▶ **WHAT YOU ARE ASKED TO DO**: Search the records below for "title"; copy each line that has it.

▶ **Entries taken from a collection**:
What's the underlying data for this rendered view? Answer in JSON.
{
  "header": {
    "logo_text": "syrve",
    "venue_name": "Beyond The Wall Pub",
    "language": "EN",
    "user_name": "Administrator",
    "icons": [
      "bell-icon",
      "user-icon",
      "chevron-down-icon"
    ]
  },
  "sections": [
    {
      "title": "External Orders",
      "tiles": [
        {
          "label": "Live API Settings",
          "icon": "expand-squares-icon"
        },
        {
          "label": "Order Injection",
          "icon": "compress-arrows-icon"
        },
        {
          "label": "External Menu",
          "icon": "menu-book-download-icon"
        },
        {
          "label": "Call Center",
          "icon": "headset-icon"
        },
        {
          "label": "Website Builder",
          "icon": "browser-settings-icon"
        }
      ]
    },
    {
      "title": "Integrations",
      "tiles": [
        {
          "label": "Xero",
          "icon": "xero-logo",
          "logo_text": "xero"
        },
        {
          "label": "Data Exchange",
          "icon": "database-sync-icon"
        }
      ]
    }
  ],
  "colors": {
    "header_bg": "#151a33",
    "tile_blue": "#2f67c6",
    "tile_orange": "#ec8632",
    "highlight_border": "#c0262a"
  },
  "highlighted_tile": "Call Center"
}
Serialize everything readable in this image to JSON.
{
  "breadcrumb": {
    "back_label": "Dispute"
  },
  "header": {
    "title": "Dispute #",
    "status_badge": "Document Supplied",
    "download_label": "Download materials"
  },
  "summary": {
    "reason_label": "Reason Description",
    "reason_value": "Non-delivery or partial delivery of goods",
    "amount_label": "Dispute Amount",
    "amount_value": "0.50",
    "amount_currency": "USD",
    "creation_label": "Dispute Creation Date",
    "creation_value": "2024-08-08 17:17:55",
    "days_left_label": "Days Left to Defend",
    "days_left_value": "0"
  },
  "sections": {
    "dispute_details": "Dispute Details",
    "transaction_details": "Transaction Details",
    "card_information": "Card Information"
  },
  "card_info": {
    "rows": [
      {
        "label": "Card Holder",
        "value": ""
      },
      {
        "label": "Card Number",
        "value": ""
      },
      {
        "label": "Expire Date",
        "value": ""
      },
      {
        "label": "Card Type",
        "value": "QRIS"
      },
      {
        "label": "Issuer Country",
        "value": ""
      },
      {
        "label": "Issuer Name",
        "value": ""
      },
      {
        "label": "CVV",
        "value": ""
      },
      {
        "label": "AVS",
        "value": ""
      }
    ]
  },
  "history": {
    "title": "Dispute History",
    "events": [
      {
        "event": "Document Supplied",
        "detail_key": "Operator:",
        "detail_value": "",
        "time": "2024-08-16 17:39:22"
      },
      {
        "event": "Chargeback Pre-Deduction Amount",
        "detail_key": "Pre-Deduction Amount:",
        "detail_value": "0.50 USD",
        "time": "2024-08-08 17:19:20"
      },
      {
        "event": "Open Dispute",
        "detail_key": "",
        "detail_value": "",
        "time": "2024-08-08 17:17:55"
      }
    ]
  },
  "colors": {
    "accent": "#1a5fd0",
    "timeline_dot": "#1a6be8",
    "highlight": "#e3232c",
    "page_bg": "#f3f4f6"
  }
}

▶ **TASK OUTPUT**:
      "title": "External Orders",
      "title": "Integrations",
    "title": "Dispute #",
    "title": "Dispute History",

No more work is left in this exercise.